Many town fairgrounds are laid out on flat places, river flood plains, old glacial lake bottoms, or on fallow ag land. Not so the Cornish Fair, which is tucked between two steep north-south trending ridges in a valley that climbs away from the Cornish Town Hall on Town House Road.
The parts of the fair are laid out on flattened plateaus separated by steep cart tracks. The competitions — ox, pony, and horse pulls, ax throwing and tree chopping — are furthest west; the vendors trailers and some food trucks are furthest north and highest; and then the bulk of the fair stretches down to the road.
On Saturday it was full of well-behaved, immaculately groomed cows and slightly less well behaved and creatively groomed human beings enjoying a break from the rain in spite of the humidity.
If you entered the fair through the entrance closest to the parking area, you passed the Cornish Elementary School.
In the gymnasium there was a student art show, a quilting exhibit and competition, tables laden with picture-perfect vegetables and preserves, and sewn and crocheted crafts.
Gabbie Bowie rides Tulip.
All of these had been judged on Friday morning and the winners were hung with blue, red and yellow ribbons.
The youngest age category in the art show was for 6 to 8 year olds, and their entries were predictably adorable.
Much of the work by the adults was quite accomplished. One wag entered his photo of a glistening spider web in the “architectural” category.
Late Saturday morning there was a good crowd filling the bleachers for a performance by the Kent Family Circus in spite of the warm sun and mugginess.
There were actually fewer people gathered to watch the ax-throwing competition, although they seemed to watch more closely.
Contestants stood 20 feet from a tree round with a bulls-eye painted on it, cocked a double-bladed ax over their backs and launched it end over end at the target.
There is a hole drilled at the bull’s eye into which is shoved a can of tonic. It explodes with gratifying spray when a thrown ax splits it.
Several competitors take the horse-pulling contest very seriously.
The ox-pulling competition is perhaps a surprise to those who think of oxen as mellow, castrated bulls. These teams of two were prancing, obstinate, visibly muscled animals.
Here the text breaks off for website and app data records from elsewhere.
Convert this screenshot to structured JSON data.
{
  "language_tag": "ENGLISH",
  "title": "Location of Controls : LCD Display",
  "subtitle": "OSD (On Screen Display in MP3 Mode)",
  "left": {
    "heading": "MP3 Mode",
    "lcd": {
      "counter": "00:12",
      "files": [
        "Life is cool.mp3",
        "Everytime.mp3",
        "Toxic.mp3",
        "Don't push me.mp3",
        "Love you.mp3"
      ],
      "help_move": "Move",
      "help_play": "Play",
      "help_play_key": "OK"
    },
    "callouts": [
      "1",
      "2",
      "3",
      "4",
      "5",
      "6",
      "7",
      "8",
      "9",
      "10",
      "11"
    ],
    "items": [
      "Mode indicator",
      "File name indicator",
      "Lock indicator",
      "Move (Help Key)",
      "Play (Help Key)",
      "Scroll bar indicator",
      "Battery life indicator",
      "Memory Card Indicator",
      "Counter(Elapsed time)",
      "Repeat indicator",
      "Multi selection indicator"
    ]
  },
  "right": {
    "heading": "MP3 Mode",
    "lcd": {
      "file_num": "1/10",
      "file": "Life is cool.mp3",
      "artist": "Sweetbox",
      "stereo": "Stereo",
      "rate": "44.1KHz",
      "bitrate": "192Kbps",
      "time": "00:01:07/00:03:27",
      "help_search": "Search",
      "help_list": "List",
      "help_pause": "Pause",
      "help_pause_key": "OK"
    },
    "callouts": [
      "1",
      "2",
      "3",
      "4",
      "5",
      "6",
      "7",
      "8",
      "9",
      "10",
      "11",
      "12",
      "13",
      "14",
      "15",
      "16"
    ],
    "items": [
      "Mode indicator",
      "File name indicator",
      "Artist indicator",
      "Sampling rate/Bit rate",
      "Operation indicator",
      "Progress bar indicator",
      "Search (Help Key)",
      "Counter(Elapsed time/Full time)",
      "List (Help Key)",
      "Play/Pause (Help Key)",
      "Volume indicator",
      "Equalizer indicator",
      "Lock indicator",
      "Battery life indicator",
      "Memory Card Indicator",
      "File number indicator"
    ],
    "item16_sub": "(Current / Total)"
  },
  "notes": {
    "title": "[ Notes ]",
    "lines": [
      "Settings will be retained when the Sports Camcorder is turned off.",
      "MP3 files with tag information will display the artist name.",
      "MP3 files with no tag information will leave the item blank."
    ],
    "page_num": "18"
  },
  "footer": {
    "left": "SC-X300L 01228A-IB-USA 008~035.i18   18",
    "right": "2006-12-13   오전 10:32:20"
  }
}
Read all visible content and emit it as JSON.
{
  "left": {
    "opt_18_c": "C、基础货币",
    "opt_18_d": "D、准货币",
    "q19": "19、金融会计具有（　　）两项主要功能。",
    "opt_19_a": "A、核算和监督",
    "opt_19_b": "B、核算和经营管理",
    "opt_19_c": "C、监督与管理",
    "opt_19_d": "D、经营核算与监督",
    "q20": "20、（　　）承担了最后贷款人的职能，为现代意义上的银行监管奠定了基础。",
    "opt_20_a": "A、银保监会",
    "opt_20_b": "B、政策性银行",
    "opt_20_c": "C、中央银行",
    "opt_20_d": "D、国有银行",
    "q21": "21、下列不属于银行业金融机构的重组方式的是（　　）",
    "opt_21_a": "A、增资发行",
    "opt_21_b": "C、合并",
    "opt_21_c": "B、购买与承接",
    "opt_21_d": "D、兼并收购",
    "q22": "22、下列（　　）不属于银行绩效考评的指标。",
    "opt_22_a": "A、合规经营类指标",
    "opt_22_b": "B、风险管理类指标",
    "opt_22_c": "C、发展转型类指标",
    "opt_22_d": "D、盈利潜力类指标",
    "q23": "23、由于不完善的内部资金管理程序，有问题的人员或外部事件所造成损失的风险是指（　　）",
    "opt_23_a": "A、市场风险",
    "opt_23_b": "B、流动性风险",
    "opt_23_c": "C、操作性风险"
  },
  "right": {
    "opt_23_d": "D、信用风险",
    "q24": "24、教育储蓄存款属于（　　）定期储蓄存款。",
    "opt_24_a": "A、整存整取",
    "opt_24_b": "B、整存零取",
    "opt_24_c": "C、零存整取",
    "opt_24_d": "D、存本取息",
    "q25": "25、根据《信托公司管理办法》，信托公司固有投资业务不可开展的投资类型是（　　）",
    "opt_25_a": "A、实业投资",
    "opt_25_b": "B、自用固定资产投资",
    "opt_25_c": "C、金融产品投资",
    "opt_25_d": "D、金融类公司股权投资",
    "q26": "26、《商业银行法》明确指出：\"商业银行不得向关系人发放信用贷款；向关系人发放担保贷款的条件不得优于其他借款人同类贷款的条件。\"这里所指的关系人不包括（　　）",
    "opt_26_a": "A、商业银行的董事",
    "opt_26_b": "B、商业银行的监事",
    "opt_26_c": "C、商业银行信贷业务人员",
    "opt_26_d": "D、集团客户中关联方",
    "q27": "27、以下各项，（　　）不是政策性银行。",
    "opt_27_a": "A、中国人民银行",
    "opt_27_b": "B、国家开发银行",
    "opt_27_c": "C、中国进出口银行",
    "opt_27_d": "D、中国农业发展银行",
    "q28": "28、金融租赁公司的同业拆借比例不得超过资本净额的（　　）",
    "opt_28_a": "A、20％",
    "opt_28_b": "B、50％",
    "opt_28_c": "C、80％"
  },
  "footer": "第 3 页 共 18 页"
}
Half the battle of each trial was to convince them to back up to the sledge, so that the line attached to their yoke could be looped over a hook on the sledge.
A “full pull” required the animals to move the load the length of the sledge, which was laden with increasing numbers of concrete blocks in progressive rounds.
Watching the animals pull was fascinating, but watching the fair workers increase the weight on the sledge was to see poetry in motion. A Kubota front loader operated with deftly dancing hands picked up the concrete blocks after steel pins on chains hanging from the bucket were inserted into pipes emerging from either end of a block. It was lowered into place guided by economical hand gestures from a man whose eyes never left the descending load. He then took an iron pike and tucked the huge block snugly into place with two quick levered lifts and drops.
Down the hill on the flats below are the rows of stalls where the animals, mostly cows on Saturday, waited to be judged. Around noon the finalist in the heifer contest were being selected as they stood in a remarkably straight and calm row. An Ayrshire owned by Tyler Woodman took first place and was described as so pretty she was “standing in her wedding clothes.”
You can hear the sound stage as you walk among the vendor and food booths, but it doesn’t drown out the murmur of the cows, the creaks of the carnival rides, or the voices of friends hailing one another through the midway crowd.
Shana Stack and her band were entertaining a good-size crowd with country-rock covers and the volume is directed into the steep hillside upon which the audience sits and watches as seven folks line dance expertly in front of the stage.
There is another art exhibition in the town hall building, but these are for sale. The walls are filled with oil, acrylic and watercolor paintings, and there were prints and mixed media pieces.
Much of the work can’t help but be inspired by the natural and built landscape in which the artists work, but there are surprises: people obsessed with 19th century Japanese prints or making visual puns that involve fossils and fossil fuels.
As you leave the Cornish Fair you pass the bingo tent with a game in full swing. Back up at the parking lot the mud is getting slippery. The Live Free or Die Riders have been directing traffic there all day.
One biker calmly instructs a Ford Taurus driver to back up … a little more … now come forward with a little speed and you’ll make it. And they do.
-- BILL CHAISSON